  • The health care industry collectively represents approximately one-sixth (1/6) of the total US economy.
  • Health care provides more than 14 million jobs in the USA.
  • About 580,000 establishments make up the "health care industry," with 77% being the offices and facilities of physicians, dentists, or other health practitioners.
  • According to recent surveys, 80% of the nation’s consumers are satisfied with their present health care situation.
  • There are still approximately 46 million people living in America (citizens, documented and undocumented non-citizens) who do not have health insurance.

Within this framework the nation remains engaged in one of the most heated and emotional government public policy debates since the days of the Viet Nam War. Both candidates and their supporters are deploying the “facts” as well as a fair amount of rumors and suppositions to support their side of the argument in favor of or against the current system. AC editors stay on top of the issue and provide fresh, factual updates on a daily basis.  Here are some recent excerpts from this Hot Topic section as the nationdebates healthcare:

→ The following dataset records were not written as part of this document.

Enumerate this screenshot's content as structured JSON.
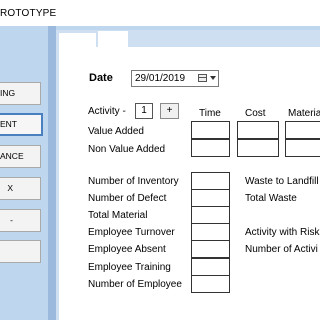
{
  "window": {
    "title": "ROTOTYPE"
  },
  "sidebar": {
    "items": [
      {
        "label": "ING",
        "active": false
      },
      {
        "label": "ENT",
        "active": true
      },
      {
        "label": "ANCE",
        "active": false
      },
      {
        "label": "X",
        "active": false
      },
      {
        "label": "-",
        "active": false
      },
      {
        "label": "",
        "active": false
      }
    ]
  },
  "form": {
    "date_label": "Date",
    "date_value": "29/01/2019",
    "activity_label": "Activity -",
    "activity_value": "1",
    "plus_label": "+",
    "col_time": "Time",
    "col_cost": "Cost",
    "col_material": "Materia",
    "value_added": "Value Added",
    "non_value_added": "Non Value Added",
    "left_fields": [
      "Number of Inventory",
      "Number of Defect",
      "Total Material",
      "Employee Turnover",
      "Employee Absent",
      "Employee Training",
      "Number of Employee"
    ],
    "right_labels": [
      "Waste to Landfill",
      "Total Waste",
      "Activity with Risk",
      "Number of Activi"
    ]
  },
  "colors": {
    "background": "#bfd6ef",
    "accent": "#4a7fc0"
  }
}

Tax penalty to hit nearly 6M uninsured people
(Source: Bloomberg Business Week) Nearly 6 million Americans will face a tax penalty under President Barack Obama's health overhaul for not getting insurance, according to congressional analysts. Most would be in the middle class. However, the 6 million figure still only represents a small segment of the population, since more than 150 million people currently are covered by employer plans.

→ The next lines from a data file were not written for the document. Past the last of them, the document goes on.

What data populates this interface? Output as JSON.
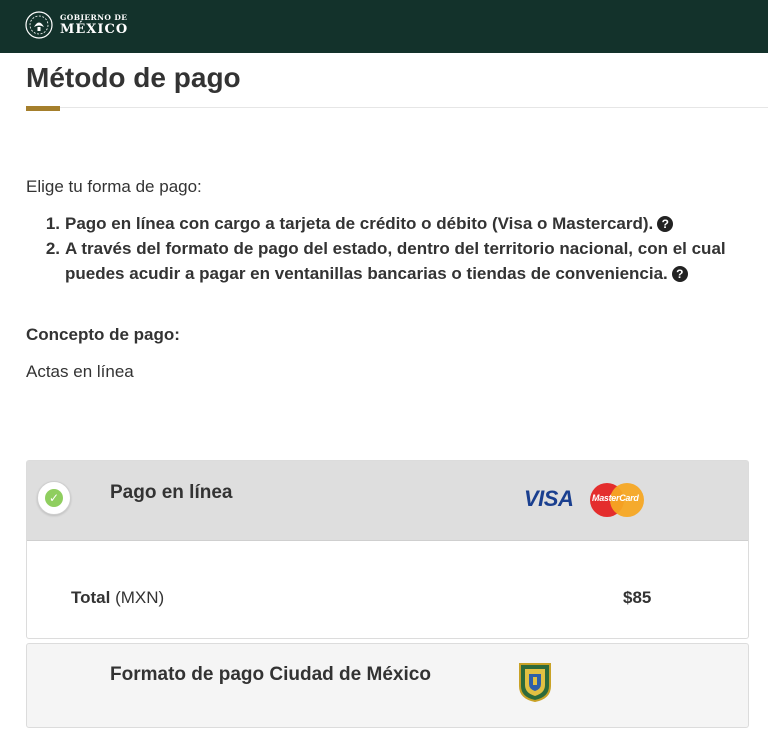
{
  "header": {
    "brand_line1": "GOBIERNO DE",
    "brand_line2": "MÉXICO",
    "background": "#13322b"
  },
  "page": {
    "title": "Método de pago",
    "accent_color": "#a57f2c"
  },
  "intro": "Elige tu forma de pago:",
  "options": [
    {
      "number": "1.",
      "text": "Pago en línea con cargo a tarjeta de crédito o débito (Visa o Mastercard).",
      "icon": "question-circle-icon"
    },
    {
      "number": "2.",
      "text": "A través del formato de pago del estado, dentro del territorio nacional, con el cual puedes acudir a pagar en ventanillas bancarias o tiendas de conveniencia.",
      "icon": "question-circle-icon"
    }
  ],
  "concept": {
    "label": "Concepto de pago:",
    "value": "Actas en línea"
  },
  "online_payment": {
    "title": "Pago en línea",
    "selected": true,
    "visa_label": "VISA",
    "mastercard_label": "MasterCard",
    "total_label": "Total",
    "total_currency": "(MXN)",
    "total_value": "$85"
  },
  "format_payment": {
    "title": "Formato de pago Ciudad de México",
    "icon": "cdmx-shield-icon"
  }
}
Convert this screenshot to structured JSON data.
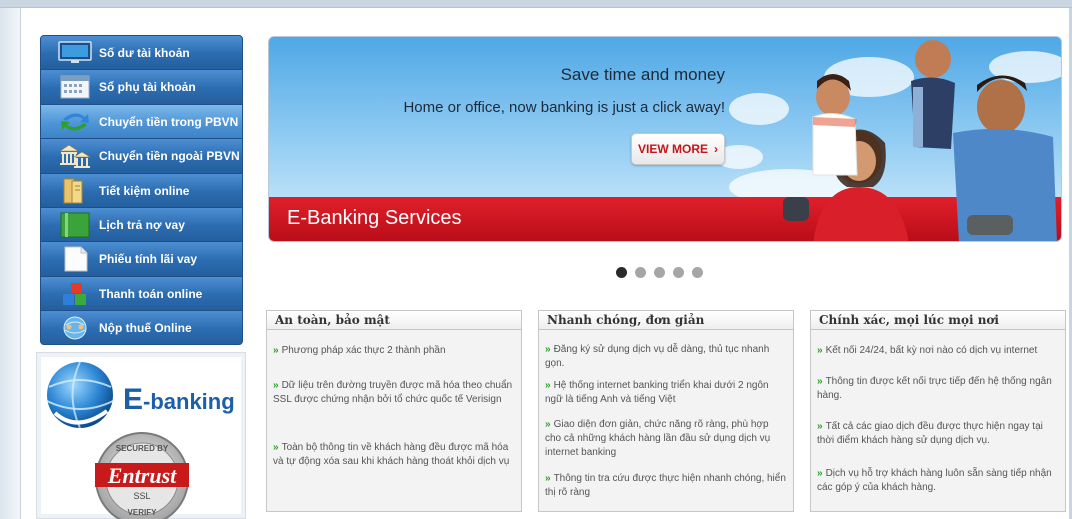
{
  "menu": {
    "items": [
      {
        "label": "Số dư tài khoản",
        "icon": "monitor-icon"
      },
      {
        "label": "Sổ phụ tài khoản",
        "icon": "calendar-icon"
      },
      {
        "label": "Chuyển tiền trong PBVN",
        "icon": "transfer-arrows-icon",
        "active": true
      },
      {
        "label": "Chuyển tiền ngoài PBVN",
        "icon": "bank-buildings-icon"
      },
      {
        "label": "Tiết kiệm online",
        "icon": "document-icon"
      },
      {
        "label": "Lịch trả nợ vay",
        "icon": "ledger-icon"
      },
      {
        "label": "Phiếu tính lãi vay",
        "icon": "page-icon"
      },
      {
        "label": "Thanh toán online",
        "icon": "cubes-icon"
      },
      {
        "label": "Nộp thuế Online",
        "icon": "globe-people-icon"
      }
    ]
  },
  "logo_panel": {
    "ebanking_text": "E-banking",
    "entrust_text": "Entrust",
    "secured_by_text": "SECURED BY",
    "ssl_text": "SSL",
    "verify_text": "VERIFY"
  },
  "banner": {
    "headline": "Save time and money",
    "subheadline": "Home or office, now banking is just a click away!",
    "cta_label": "VIEW MORE",
    "cta_chevron": "›",
    "title": "E-Banking Services"
  },
  "carousel": {
    "dots": 5,
    "active_index": 0
  },
  "features": [
    {
      "heading": "An toàn, bảo mật",
      "items": [
        "Phương pháp xác thực 2 thành phần",
        "Dữ liệu trên đường truyền được mã hóa theo chuẩn SSL được chứng nhận bởi tổ chức quốc tế Verisign",
        "Toàn bộ thông tin về khách hàng đều được mã hóa và tự động xóa sau khi khách hàng thoát khỏi dịch vụ"
      ]
    },
    {
      "heading": "Nhanh chóng, đơn giản",
      "items": [
        "Đăng ký sử dụng dịch vụ dễ dàng, thủ tục nhanh gọn.",
        "Hệ thống internet banking triển khai dưới 2 ngôn ngữ là tiếng Anh và tiếng Việt",
        "Giao diện đơn giản, chức năng rõ ràng, phù hợp cho cả những khách hàng lần đầu sử dụng dịch vụ internet banking",
        "Thông tin tra cứu được thực hiện nhanh chóng, hiển thị rõ ràng"
      ]
    },
    {
      "heading": "Chính xác, mọi lúc mọi nơi",
      "items": [
        "Kết nối 24/24, bất kỳ nơi nào có dịch vụ internet",
        "Thông tin được kết nối trực tiếp đến hệ thống ngân hàng.",
        "Tất cả các giao dịch đều được thực hiện ngay tại thời điểm khách hàng sử dụng dịch vụ.",
        "Dịch vụ hỗ trợ khách hàng luôn sẵn sàng tiếp nhận các góp ý của khách hàng."
      ]
    }
  ],
  "bullet_glyph": "»",
  "colors": {
    "menu_blue": "#2e6eaf",
    "banner_red": "#d11a24",
    "bullet_green": "#2aa12a",
    "cta_red": "#c4151c"
  }
}
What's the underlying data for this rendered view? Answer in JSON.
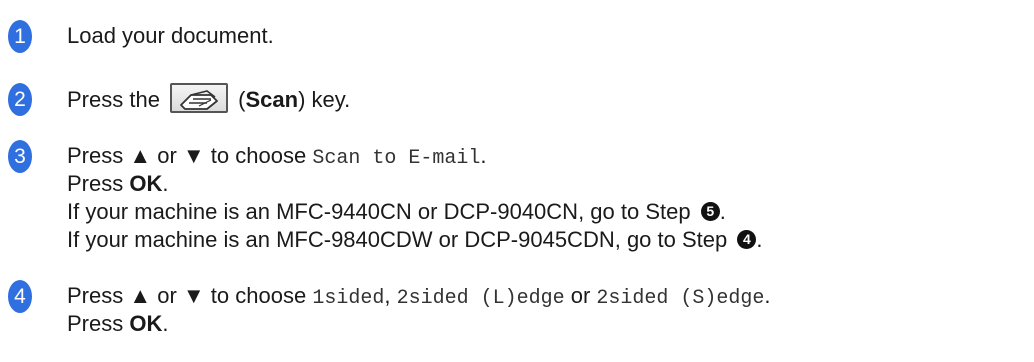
{
  "colors": {
    "badge": "#2f6fe0",
    "text": "#1a1a1a",
    "mono_text": "#333333"
  },
  "steps": [
    {
      "number": "1",
      "text": "Load your document."
    },
    {
      "number": "2",
      "before_key": "Press the ",
      "key_icon": "scan-key-icon",
      "paren_open": " (",
      "key_name": "Scan",
      "after": ") key."
    },
    {
      "number": "3",
      "line1_prefix": "Press ▲ or ▼ to choose ",
      "line1_option": "Scan to E-mail",
      "line1_suffix": ".",
      "line2_prefix": "Press ",
      "line2_key": "OK",
      "line2_suffix": ".",
      "line3_text": "If your machine is an MFC-9440CN or DCP-9040CN, go to Step ",
      "line3_step": "5",
      "line3_suffix": ".",
      "line4_text": "If your machine is an MFC-9840CDW or DCP-9045CDN, go to Step ",
      "line4_step": "4",
      "line4_suffix": "."
    },
    {
      "number": "4",
      "line1_prefix": "Press ▲ or ▼ to choose ",
      "option1": "1sided",
      "sep1": ", ",
      "option2": "2sided (L)edge",
      "sep2": " or ",
      "option3": "2sided (S)edge",
      "line1_suffix": ".",
      "line2_prefix": "Press ",
      "line2_key": "OK",
      "line2_suffix": "."
    }
  ]
}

Wider US health coverage spurred by reform, income decline
(Source: Reuters) Some 1.3 million more Americans had health insurance in 2011, as healthcare reform helped blunt a decade-long decline in private coverage and government safety nets expanded to cover growing numbers of the poor, elderly and disabled.

Health-care premiums rise three times faster than wages
(Source: Christian Science Monitor) Health-care premiums have doubled since 2002, a new study finds, while average wages to pay those premiums has risen only by a third. But the rise in health-care premiums is starting to slow.

Healthcare reform, aging population drive greater need for case managers
(Source: As healthcare reform accelerates and accountability measures solidify, the role of the case manager in home care has taken on greater importance and urgency. The Affordable Care Act has put more pressure on hospitals to control costs, improve transitions to home care and prevent readmissions.

US expands Sept. 11 World Trade Center health program to include 50 types of cancer
(Source: via Washington Post) The federal government has added about 50 types of cancer to the list of September 11 World Trade Center-related illnesses that will be covered by a program to pay for health coverage. The decision, announced on the eve of the 11th anniversary of the 9/11 attacks, came after an advisory committee made up of doctors, union officials and community advocates recommended that cancer be added. Previously, the aid effort had covered only people with mostly less-serious ailments, including asthma, acid reflux disease and chronic sinus irritation.

Paying higher out-of-pocket medical costs could strain seniors' finances, study finds
(Source: McKnight's) If seniors have to pay a higher portion of their medical costs, it could lead to their financial ruin, especially if they have dementia.



This is just a sampling of the information in our Alert. Go here for the full text of this alert, and more information on Sustainability, and other Accountability related topics.